Immediately following the catastrophic injury to Derrick Rose late in Game 1 Saturday, Doug Collins was quick to defend Bulls head coach Tom Thibodeau and his decision to leave Rose in the game.
He hasn't changed his tune in the last three days.
The 76ers head coach backed Thibodeau again in his session with the media prior to Tuesday's Game 2.
"Coaches never forget games," Collins said. "Tom Thibodeau was part of a game in '04 with the Houston Rockets when Tracy McGrady scored 13 points in 35 seconds and beat the Spurs 81-80.
"As a coach, you never forget those games. So sometimes when you're gauging on who should be out in the game and who shouldn't be, coaches know what they need to do.
"And that's why, with Thibs, it would be very, very unfair to throw any criticism his way of Derrick Rose being hurt. Had he gotten hurt in the first minute of the game, nothing would be said. We have long memories as a coach... When you have games like that, you never forget them."
Collins wasn't kidding (watch the video below). His recollection of the eight-year-old game was spot on. Thibodeau was an assistant coach with the Rockets at the time.
On Saturday, the Bulls had a 95-75 lead with 4:35 left in the game.
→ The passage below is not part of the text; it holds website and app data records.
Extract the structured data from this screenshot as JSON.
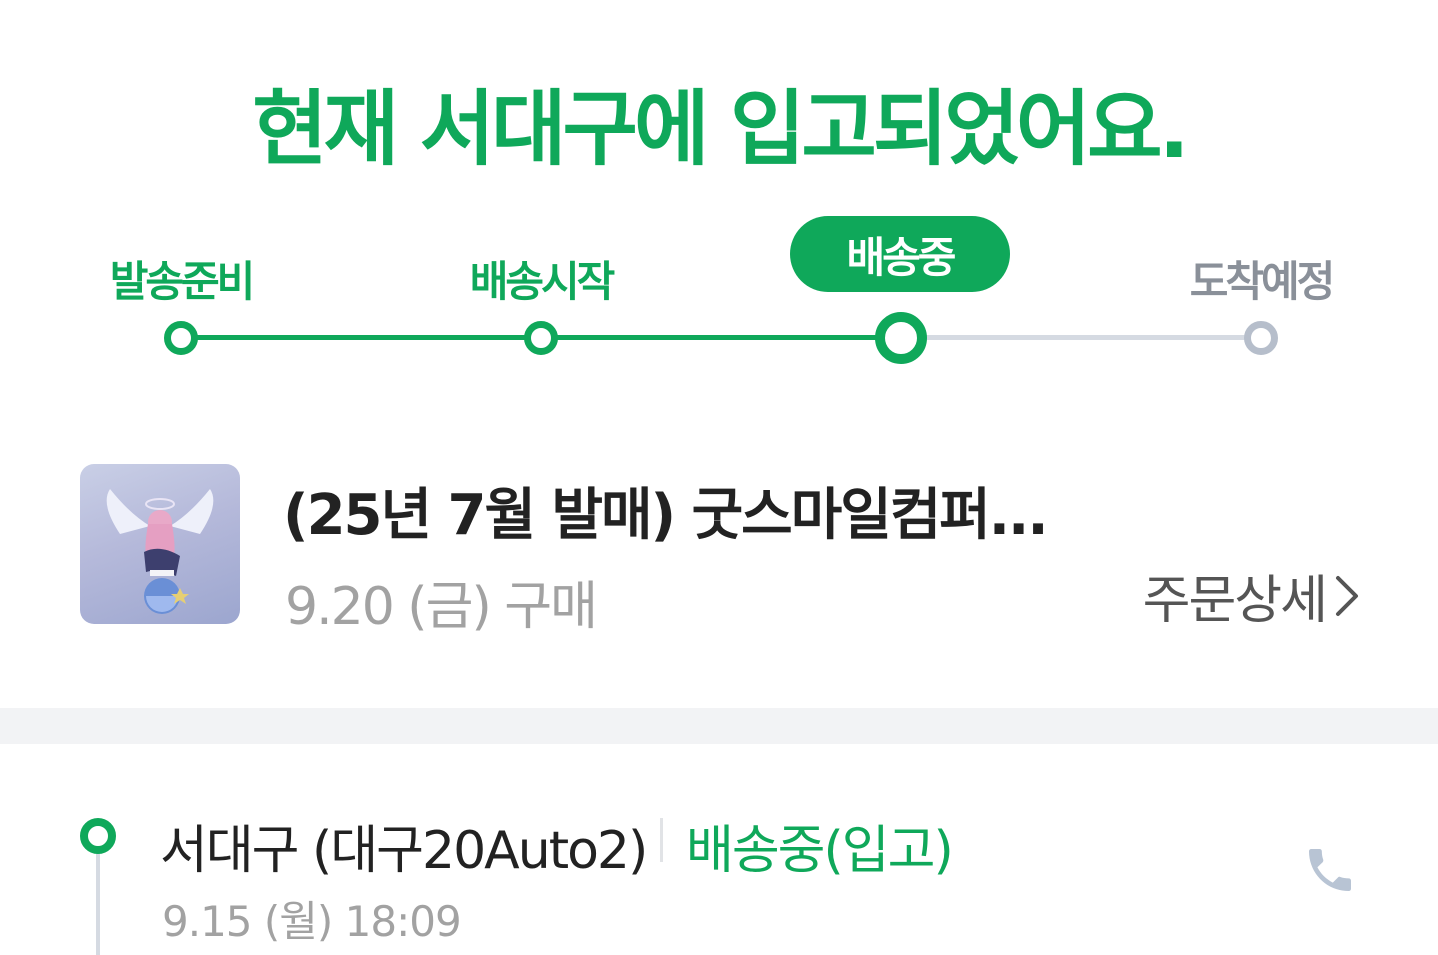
{
  "headline": "현재 서대구에 입고되었어요.",
  "steps": [
    {
      "label": "발송준비",
      "state": "done"
    },
    {
      "label": "배송시작",
      "state": "done"
    },
    {
      "label": "배송중",
      "state": "current"
    },
    {
      "label": "도착예정",
      "state": "pending"
    }
  ],
  "colors": {
    "accent": "#0fa85a",
    "pending": "#b6becb",
    "text_muted": "#a2a2a2"
  },
  "product": {
    "title": "(25년 7월 발매) 굿스마일컴퍼...",
    "purchase_date": "9.20 (금) 구매",
    "order_detail_label": "주문상세",
    "thumbnail_icon": "figure-image"
  },
  "tracking": {
    "location": "서대구 (대구20Auto2)",
    "status": "배송중(입고)",
    "timestamp": "9.15 (월) 18:09",
    "call_icon": "phone-icon"
  }
}
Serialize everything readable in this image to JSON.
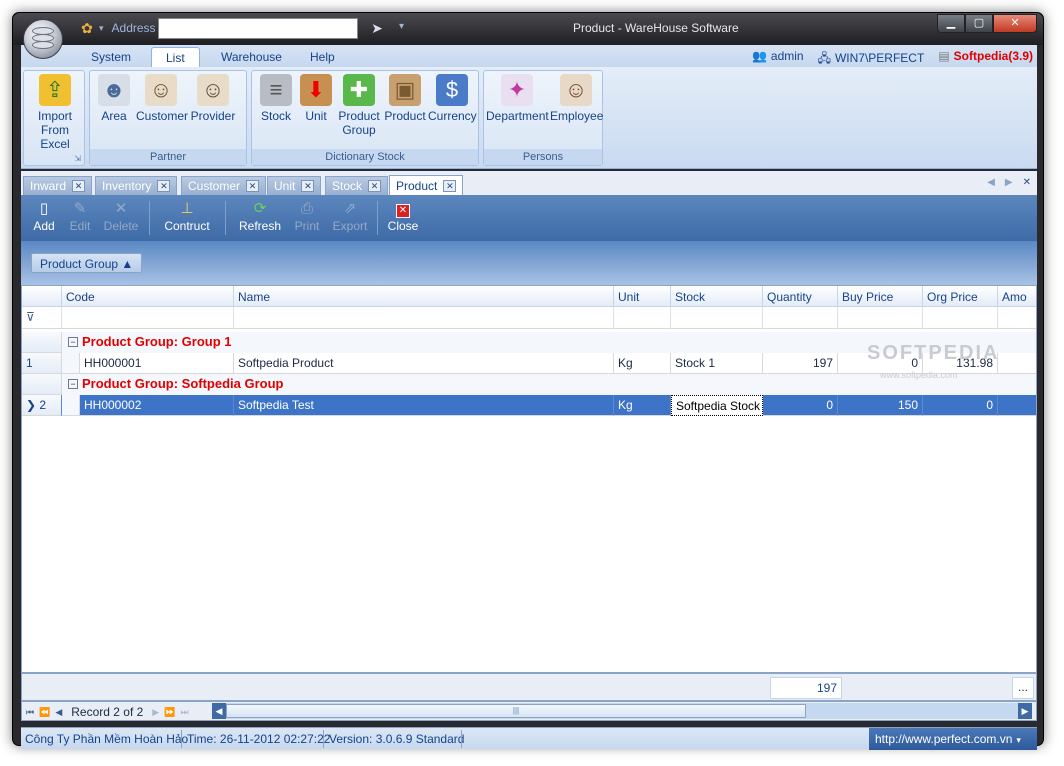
{
  "titlebar": {
    "title": "Product - WareHouse Software",
    "address_label": "Address",
    "address_value": ""
  },
  "ribbon_tabs": [
    "System",
    "List",
    "Warehouse",
    "Help"
  ],
  "active_ribbon_tab": "List",
  "user": {
    "name": "admin",
    "machine": "WIN7\\PERFECT",
    "brand": "Softpedia(3.9)"
  },
  "ribbon": {
    "import": {
      "label1": "Import",
      "label2": "From Excel"
    },
    "partner": {
      "label": "Partner",
      "buttons": [
        "Area",
        "Customer",
        "Provider"
      ]
    },
    "dictionary": {
      "label": "Dictionary Stock",
      "buttons": [
        "Stock",
        "Unit",
        "Product Group",
        "Product",
        "Currency"
      ]
    },
    "persons": {
      "label": "Persons",
      "buttons": [
        "Department",
        "Employee"
      ]
    }
  },
  "doc_tabs": [
    "Inward",
    "Inventory",
    "Customer",
    "Unit",
    "Stock",
    "Product"
  ],
  "active_doc_tab": "Product",
  "toolbar": {
    "add": "Add",
    "edit": "Edit",
    "delete": "Delete",
    "contruct": "Contruct",
    "refresh": "Refresh",
    "print": "Print",
    "export": "Export",
    "close": "Close"
  },
  "groupby": {
    "chip": "Product Group ▲"
  },
  "grid": {
    "columns": [
      "Code",
      "Name",
      "Unit",
      "Stock",
      "Quantity",
      "Buy Price",
      "Org Price",
      "Amo"
    ],
    "groups": [
      {
        "title": "Product Group: Group 1",
        "rows": [
          {
            "index": "1",
            "code": "HH000001",
            "name": "Softpedia Product",
            "unit": "Kg",
            "stock": "Stock 1",
            "quantity": "197",
            "buy_price": "0",
            "org_price": "131.98"
          }
        ]
      },
      {
        "title": "Product Group: Softpedia Group",
        "rows": [
          {
            "index": "2",
            "code": "HH000002",
            "name": "Softpedia Test",
            "unit": "Kg",
            "stock": "Softpedia Stock",
            "quantity": "0",
            "buy_price": "150",
            "org_price": "0"
          }
        ]
      }
    ],
    "watermark": "SOFTPEDIA",
    "watermark_sub": "www.softpedia.com",
    "footer_sum": "197",
    "footer_more": "..."
  },
  "navigator": {
    "record_text": "Record 2 of 2"
  },
  "status": {
    "company": "Công Ty Phần Mềm Hoàn Hảo",
    "time": "Time: 26-11-2012 02:27:22",
    "version": "Version: 3.0.6.9 Standard",
    "url": "http://www.perfect.com.vn"
  }
}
The Sixers clawed their way back and nearly pulled within single digits. The last chance Thibodeau could have pulled Rose was with 1:53 left in the game when Luol Deng lost the ball out of bounds. That was the last stoppage in play prior to Rose's ACL injury, roughly a half-minute before the occurence.
At the time, the Sixers were in the midst of a 10-4 run and threatening to make a game of it.
Collins also suggested that if Thibodeau were to have taken Rose out and the lead slipped away completely, it would have been hard to get the reigning MVP back in the game mentally.
"I err on the side sometimes of keeping guys in the game too long because I know if you ever take a guy out of the game with a big lead and it slips away, you can't bring them back because they shut it down once they go out," Collins said. "It's just human nature for a pro athlete. That's what they do."